The Environmental Protection Agency (EPA) has recently released a draft operational policy for stakeholder comment on the management of water produced in association with petroleum activities. While an operational policy does not have the force of law, it can provide guidance as to how certain issues will be dealt with by the regulators. The draft policy indicates the EPA's view that associated water is a regulated waste under the EP Act. Nevertheless, it proposes an approach for approving the beneficial use of associated water in accordance with the waste management hierarchy established by the Environmental Protection (Waste Management) Policy 2000 together with the approvals process for the beneficial use of a resource under the Environmental Protection (Waste Management) Regulation 2000.
Regulated waste is very broadly defined to mean non-domestic waste mentioned in schedule 7 of the Environmental Protection Regulation 1998 (whether or not it has been treated or immobilised) and includes for an element, any chemical compound containing the element, as well as anything that has contained the waste. Saline effluent and residue and oil water emulsions and mixtures are listed in schedule 7 and appear to be the basis for the EPA's conclusion that associated water is a regulated waste.

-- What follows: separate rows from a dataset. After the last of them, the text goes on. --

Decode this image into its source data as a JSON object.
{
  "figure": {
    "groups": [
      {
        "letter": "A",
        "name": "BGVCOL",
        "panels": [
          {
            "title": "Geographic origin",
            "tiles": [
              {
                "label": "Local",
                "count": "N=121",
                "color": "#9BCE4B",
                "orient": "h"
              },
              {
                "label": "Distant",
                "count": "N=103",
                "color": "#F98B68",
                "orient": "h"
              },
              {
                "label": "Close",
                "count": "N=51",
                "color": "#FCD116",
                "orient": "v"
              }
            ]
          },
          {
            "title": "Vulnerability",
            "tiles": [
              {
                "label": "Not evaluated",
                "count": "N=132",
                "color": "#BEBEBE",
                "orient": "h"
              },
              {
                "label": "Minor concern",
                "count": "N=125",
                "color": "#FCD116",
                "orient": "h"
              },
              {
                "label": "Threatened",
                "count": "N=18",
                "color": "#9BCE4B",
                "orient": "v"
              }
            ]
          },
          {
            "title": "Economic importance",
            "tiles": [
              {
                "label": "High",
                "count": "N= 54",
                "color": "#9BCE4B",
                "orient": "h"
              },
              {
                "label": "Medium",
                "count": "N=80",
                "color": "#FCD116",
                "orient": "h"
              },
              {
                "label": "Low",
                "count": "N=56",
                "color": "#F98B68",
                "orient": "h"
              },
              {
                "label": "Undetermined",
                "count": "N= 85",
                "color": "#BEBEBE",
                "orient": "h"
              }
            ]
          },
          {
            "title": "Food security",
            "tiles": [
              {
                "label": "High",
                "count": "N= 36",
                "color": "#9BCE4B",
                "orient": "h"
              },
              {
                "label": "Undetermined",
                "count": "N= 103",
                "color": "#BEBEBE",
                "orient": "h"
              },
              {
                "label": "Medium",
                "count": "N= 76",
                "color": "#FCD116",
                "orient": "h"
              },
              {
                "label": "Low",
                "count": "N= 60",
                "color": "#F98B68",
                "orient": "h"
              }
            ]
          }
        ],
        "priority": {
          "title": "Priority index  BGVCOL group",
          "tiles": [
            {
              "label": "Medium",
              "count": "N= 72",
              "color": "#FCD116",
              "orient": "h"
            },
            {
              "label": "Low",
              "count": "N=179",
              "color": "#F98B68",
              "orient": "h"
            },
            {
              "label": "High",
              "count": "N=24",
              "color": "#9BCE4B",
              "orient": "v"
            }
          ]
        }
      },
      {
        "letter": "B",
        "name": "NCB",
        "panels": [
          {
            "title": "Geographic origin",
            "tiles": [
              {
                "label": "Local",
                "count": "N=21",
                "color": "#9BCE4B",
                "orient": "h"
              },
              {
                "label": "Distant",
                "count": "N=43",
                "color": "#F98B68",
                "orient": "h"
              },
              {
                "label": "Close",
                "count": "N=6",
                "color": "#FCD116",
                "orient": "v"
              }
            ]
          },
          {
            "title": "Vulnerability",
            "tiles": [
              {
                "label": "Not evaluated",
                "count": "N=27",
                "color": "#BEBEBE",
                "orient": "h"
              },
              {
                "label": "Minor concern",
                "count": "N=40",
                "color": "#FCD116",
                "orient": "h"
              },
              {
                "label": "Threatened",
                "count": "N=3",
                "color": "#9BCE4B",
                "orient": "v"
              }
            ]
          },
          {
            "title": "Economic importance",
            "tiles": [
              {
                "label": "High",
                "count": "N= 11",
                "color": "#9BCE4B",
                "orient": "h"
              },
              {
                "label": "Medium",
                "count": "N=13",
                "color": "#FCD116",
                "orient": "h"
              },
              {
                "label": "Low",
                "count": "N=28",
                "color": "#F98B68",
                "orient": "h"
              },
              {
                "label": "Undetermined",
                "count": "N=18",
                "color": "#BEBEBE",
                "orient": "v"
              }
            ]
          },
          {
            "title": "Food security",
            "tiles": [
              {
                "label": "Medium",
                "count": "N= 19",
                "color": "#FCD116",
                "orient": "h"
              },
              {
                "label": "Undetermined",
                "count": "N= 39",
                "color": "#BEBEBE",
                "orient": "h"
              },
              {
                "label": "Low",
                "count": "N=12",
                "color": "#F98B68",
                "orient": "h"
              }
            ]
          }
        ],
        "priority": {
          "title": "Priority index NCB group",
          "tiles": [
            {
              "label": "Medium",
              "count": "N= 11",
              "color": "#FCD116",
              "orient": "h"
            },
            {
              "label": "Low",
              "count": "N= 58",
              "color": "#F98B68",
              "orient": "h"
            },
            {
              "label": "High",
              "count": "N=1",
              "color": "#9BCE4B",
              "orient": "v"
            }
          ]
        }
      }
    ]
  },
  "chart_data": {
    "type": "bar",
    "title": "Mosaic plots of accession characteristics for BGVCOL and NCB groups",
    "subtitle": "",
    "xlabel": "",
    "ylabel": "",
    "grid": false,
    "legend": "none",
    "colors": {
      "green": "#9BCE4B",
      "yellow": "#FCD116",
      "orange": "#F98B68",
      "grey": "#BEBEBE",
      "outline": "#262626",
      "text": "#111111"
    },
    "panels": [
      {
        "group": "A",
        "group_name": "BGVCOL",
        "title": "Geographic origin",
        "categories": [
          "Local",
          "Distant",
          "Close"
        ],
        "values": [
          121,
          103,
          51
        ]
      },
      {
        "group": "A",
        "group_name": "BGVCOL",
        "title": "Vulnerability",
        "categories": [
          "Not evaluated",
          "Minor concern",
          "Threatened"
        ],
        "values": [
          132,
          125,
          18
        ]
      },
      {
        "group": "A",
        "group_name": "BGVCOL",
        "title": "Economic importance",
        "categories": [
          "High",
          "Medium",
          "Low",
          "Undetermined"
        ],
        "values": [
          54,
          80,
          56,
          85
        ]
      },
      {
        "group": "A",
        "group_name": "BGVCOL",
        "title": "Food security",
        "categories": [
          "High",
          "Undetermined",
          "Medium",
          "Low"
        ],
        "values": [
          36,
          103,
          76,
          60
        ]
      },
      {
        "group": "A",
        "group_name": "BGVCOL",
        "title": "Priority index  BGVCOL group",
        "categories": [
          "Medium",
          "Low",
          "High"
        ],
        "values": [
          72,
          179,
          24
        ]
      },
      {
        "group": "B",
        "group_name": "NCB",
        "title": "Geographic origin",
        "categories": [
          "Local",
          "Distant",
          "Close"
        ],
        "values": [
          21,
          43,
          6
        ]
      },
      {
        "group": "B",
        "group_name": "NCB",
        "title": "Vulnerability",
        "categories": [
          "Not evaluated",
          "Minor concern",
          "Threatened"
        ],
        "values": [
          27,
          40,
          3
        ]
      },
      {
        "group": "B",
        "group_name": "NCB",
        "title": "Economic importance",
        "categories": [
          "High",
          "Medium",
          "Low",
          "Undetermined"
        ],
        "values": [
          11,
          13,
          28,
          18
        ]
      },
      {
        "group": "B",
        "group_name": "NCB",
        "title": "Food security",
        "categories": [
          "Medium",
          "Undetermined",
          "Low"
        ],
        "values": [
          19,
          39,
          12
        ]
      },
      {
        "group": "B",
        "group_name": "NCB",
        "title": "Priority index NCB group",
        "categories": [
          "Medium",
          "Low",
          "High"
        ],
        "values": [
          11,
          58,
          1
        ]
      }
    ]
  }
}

Ordinarily, activities associated with a regulated waste are subject to strict regulatory control under the EP Act. Environmentally relevant activities associated with waste and regulated waste will require development approval under IPA and registration under the EP Act. The EPA may, however, approve a material or substance, which would ordinarily be considered a waste under the EP Act, as a resource or type of resource where it considers it has a beneficial use other than disposal. If associated water is approved for a beneficial use, it will be excluded from the approval processes that may otherwise apply in respect of activities involving waste. While conditions as to the characteristics of the water and particulars of the industries or premises allowed to produce or receive associated water are likely to be imposed, the approvals process for beneficial use of a resource is far less onerous.
The application of associated water to beneficial uses presents a number of significant challenges for petroleum tenure holders and other stakeholders. The finalisation of the EPA’s operational policy on management of water produced in association with petroleum activities will go some way to achieving a workable solution.
The content of this article is intended to provide a general guide to the subject matter. Specialist advice should be sought about your specific circumstances.